“It takes me forever to do these routes because I stop at so many things; every little shiny object catches my eye, from charming little taverns to museums to natural formations to interesting mailboxes, I mean, you wouldn’t believe some of the stuff out there.”

Paulsen started with trunk highways to keep the theme of his website content consistent. Trunk highways are part of the state’s transportation system that also comprises interstates and U.S. highways, among others.

Interstates are federally-funded, high-speed freeways that were modeled after Germany’s Autobahns and developed in 1956 as a defense system to quickly transport materials across the United States.

Prior to the interstate system, U.S. highways were designed in 1926 and are federal roads and can be freeways, divided four-lane roads or two-lane roads.

A pivotal intersection before interstates were built, Highway 13’s connection to U.S. 12 and Highways 16 and 23 in Lake Delton at the border of Wisconsin Dells is now filled with tourists. Photo courtesy of Eric Paulsen

Trunk highways, such as state and county highways, are less trafficked and often marked by slower speeds, maintained and funded at the state or county level, and for the most part exist only in the state.
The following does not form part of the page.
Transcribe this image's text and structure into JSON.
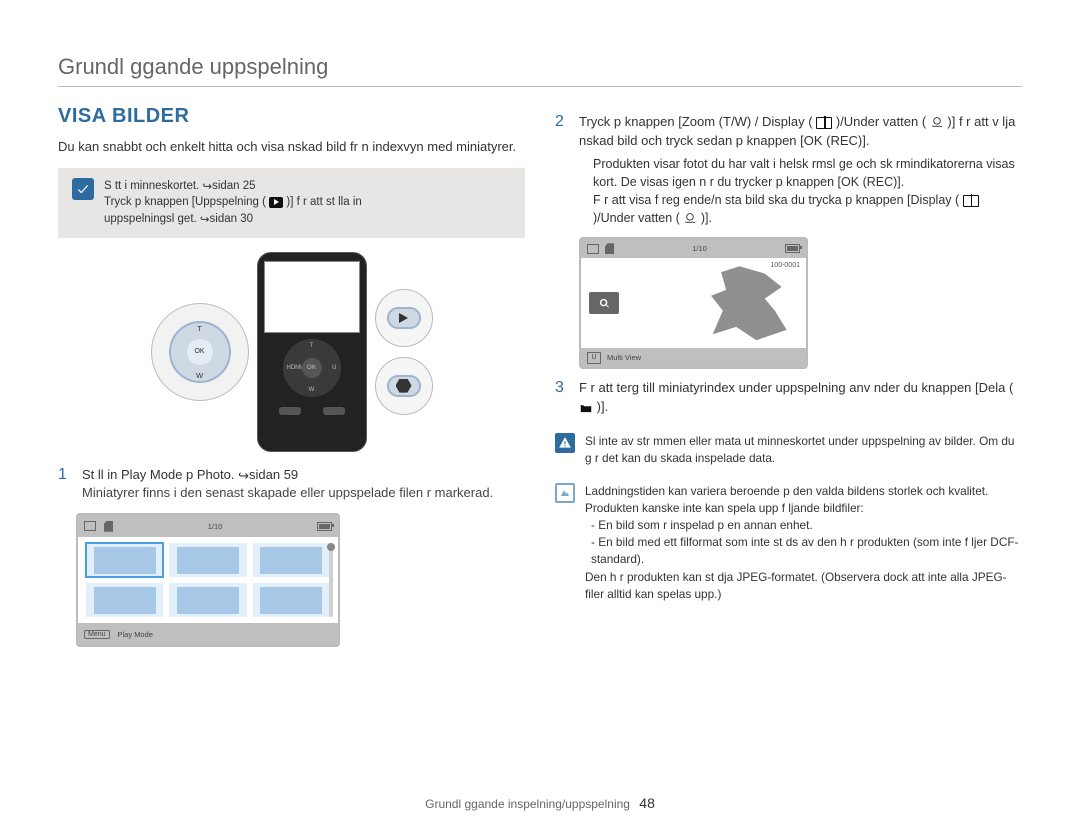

While focused on state trunk highways, Paulsen said, “I love some of the key county roads and would like to add them to the site, but there’s a ton of them and I’d have to add those gradually.”

Wisconsin was the first government in the world to implement a numbering system for roads, which began in 1917. Michigan followed in 1918 and eventually became commonplace.

Paulsen said while bypasses have improved drive time and traffic flow, there’s been a negative impact on small towns who don’t meet those would-be visitors. But with renewed interest in taking the long way, small towns could stand to benefit.

So will drivers, Paulsen maintains.

“Some of the back roads in the state just lead you to some of the most hidden gems that you can possibly imagine,” he said.